The task: Check each line of the data below for the string "scores". Then give the number of lines that have it, without anything else.

#####

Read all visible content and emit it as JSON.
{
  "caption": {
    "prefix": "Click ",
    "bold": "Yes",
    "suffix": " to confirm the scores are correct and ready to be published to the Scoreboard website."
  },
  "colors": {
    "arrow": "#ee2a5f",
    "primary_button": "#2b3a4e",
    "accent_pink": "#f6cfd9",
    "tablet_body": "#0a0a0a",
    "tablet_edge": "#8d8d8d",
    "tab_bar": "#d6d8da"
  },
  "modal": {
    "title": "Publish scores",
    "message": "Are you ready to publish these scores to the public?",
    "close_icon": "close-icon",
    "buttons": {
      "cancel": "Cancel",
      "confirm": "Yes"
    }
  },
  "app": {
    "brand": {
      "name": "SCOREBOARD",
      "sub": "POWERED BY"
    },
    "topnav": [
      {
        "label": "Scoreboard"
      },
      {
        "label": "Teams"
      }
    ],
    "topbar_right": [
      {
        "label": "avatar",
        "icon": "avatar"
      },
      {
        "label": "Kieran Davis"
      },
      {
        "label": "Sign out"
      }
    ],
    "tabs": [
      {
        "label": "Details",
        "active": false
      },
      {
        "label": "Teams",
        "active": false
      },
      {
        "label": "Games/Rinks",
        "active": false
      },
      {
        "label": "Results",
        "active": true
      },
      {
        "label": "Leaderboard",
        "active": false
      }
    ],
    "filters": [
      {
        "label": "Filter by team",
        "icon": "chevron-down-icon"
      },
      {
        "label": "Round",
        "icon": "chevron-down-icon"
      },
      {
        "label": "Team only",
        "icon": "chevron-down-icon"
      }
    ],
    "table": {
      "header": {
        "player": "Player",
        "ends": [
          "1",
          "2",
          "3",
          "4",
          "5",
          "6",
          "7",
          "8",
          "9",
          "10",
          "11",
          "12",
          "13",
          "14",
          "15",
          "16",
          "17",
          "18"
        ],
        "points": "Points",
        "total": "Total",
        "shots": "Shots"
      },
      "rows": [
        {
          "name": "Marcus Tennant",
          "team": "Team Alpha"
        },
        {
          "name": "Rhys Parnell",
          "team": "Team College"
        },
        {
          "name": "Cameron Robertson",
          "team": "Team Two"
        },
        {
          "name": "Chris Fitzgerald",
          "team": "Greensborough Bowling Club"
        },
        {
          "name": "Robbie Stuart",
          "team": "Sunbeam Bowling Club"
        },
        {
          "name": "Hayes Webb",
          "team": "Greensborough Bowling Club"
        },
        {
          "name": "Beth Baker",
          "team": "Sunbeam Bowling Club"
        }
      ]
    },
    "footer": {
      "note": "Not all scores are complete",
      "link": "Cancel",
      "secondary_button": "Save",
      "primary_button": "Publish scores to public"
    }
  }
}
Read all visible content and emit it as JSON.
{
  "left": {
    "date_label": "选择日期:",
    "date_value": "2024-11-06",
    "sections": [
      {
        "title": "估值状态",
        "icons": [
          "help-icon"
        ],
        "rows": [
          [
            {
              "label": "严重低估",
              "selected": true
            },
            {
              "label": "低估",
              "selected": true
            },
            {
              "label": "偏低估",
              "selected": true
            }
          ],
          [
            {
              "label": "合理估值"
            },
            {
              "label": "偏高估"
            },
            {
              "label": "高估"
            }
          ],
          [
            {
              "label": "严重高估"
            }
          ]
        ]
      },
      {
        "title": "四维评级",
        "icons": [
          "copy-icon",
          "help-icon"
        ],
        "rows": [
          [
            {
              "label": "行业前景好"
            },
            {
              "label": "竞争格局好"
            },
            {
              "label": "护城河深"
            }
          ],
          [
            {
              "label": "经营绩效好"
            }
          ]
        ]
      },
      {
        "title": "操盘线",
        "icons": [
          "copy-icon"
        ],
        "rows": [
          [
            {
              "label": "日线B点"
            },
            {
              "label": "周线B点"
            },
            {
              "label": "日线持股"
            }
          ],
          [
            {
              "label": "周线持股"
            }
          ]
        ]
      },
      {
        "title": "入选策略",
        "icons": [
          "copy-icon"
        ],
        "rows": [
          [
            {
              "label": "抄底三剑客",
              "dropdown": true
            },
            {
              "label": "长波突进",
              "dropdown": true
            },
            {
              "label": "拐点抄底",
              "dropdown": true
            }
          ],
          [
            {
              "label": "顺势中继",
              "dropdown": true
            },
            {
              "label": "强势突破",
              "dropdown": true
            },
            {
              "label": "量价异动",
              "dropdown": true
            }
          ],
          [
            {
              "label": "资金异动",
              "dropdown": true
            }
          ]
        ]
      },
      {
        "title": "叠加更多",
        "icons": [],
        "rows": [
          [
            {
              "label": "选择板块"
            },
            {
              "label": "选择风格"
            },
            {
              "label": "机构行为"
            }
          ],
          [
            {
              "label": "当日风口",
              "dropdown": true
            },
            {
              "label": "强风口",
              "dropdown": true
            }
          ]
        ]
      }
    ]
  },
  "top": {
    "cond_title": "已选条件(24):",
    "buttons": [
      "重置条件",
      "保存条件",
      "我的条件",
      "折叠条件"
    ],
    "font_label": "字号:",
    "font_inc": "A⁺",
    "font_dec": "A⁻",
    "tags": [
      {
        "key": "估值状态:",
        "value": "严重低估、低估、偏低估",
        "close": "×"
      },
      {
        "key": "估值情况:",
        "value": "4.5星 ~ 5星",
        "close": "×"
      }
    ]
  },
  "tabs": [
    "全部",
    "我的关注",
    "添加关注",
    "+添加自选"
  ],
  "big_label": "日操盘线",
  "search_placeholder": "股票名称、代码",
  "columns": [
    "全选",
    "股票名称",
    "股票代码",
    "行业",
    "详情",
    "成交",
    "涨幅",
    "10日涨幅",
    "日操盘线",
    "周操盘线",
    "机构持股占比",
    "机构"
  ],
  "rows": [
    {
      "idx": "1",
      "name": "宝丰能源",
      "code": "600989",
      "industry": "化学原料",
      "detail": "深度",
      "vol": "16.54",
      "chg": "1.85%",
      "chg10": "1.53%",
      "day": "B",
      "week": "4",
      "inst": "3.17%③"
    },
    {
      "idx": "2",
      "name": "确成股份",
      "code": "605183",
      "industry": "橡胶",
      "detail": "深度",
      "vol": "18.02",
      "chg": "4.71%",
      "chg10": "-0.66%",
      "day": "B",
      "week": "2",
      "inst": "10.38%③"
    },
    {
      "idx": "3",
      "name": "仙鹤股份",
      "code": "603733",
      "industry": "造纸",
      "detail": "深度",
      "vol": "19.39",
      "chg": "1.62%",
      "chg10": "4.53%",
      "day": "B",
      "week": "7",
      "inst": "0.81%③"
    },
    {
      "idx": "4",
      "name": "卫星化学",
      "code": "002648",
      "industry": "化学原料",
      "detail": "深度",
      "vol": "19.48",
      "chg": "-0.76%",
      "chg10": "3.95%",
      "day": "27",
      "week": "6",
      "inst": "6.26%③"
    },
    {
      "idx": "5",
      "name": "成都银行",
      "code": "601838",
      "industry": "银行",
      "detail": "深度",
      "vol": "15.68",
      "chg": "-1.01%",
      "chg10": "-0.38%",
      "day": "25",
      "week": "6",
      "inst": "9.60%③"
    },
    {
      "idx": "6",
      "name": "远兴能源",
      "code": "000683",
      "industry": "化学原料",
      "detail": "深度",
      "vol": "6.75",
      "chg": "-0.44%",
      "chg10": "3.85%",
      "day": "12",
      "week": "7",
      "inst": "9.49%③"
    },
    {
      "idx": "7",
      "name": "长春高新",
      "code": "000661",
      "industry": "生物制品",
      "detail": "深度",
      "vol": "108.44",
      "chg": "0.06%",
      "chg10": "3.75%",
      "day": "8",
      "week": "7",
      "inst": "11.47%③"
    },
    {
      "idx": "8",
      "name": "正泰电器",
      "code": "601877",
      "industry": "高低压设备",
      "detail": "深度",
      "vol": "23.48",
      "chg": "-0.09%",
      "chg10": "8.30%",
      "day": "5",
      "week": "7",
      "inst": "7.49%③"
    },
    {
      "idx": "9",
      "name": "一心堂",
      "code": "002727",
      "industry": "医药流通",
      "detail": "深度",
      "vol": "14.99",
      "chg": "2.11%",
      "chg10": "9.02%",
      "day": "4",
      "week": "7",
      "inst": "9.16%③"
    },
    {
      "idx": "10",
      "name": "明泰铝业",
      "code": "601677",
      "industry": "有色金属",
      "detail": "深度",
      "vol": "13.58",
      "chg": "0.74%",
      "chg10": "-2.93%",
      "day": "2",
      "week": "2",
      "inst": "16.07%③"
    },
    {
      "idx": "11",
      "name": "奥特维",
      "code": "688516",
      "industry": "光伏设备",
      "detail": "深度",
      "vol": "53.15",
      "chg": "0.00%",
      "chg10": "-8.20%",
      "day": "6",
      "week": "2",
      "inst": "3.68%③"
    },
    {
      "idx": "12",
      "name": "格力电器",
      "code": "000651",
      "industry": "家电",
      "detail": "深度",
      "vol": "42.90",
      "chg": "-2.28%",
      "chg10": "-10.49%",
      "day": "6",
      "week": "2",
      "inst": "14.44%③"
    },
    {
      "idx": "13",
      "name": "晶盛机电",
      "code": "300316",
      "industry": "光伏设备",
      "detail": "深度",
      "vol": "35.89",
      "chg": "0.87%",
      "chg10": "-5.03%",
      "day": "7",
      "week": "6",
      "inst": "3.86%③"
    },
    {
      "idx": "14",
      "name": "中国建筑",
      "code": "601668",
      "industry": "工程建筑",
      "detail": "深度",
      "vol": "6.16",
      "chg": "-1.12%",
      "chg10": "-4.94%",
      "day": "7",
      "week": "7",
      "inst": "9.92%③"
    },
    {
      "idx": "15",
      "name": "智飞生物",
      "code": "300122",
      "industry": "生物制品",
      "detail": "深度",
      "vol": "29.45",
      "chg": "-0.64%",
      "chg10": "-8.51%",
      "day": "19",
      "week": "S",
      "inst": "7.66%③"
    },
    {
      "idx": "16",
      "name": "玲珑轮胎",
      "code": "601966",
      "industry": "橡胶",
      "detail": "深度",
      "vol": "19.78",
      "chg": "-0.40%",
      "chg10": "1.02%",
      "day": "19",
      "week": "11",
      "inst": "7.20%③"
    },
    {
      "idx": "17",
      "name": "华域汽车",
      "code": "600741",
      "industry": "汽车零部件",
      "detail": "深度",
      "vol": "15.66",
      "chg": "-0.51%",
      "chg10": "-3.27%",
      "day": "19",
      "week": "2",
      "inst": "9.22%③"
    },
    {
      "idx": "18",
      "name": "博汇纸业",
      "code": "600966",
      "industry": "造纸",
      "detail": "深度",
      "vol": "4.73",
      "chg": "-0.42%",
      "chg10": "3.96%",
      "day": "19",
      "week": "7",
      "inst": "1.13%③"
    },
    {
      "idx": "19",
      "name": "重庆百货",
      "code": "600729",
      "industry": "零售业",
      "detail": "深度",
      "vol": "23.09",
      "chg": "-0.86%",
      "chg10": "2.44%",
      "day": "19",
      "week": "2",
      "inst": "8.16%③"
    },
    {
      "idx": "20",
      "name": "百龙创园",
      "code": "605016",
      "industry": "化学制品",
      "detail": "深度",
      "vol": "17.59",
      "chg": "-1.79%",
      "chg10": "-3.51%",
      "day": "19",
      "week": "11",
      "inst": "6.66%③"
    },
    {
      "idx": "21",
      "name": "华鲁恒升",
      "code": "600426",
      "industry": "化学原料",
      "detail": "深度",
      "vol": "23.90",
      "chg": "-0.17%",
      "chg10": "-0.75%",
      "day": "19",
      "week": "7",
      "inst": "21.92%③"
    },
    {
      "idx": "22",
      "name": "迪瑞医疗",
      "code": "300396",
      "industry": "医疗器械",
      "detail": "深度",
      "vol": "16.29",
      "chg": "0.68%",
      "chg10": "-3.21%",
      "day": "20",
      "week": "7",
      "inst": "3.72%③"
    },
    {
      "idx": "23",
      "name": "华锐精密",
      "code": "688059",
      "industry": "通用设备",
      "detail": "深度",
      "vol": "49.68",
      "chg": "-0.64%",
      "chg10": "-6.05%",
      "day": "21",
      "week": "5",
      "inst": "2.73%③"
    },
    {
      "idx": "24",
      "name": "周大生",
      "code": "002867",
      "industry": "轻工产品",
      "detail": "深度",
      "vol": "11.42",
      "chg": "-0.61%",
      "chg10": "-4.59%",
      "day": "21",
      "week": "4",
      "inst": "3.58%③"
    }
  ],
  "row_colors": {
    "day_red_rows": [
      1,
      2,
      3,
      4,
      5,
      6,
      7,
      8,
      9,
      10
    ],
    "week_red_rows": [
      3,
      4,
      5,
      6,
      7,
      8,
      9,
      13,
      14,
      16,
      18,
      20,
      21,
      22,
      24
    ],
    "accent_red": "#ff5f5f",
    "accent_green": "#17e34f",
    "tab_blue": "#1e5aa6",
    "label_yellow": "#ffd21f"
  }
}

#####

Response to the task: 5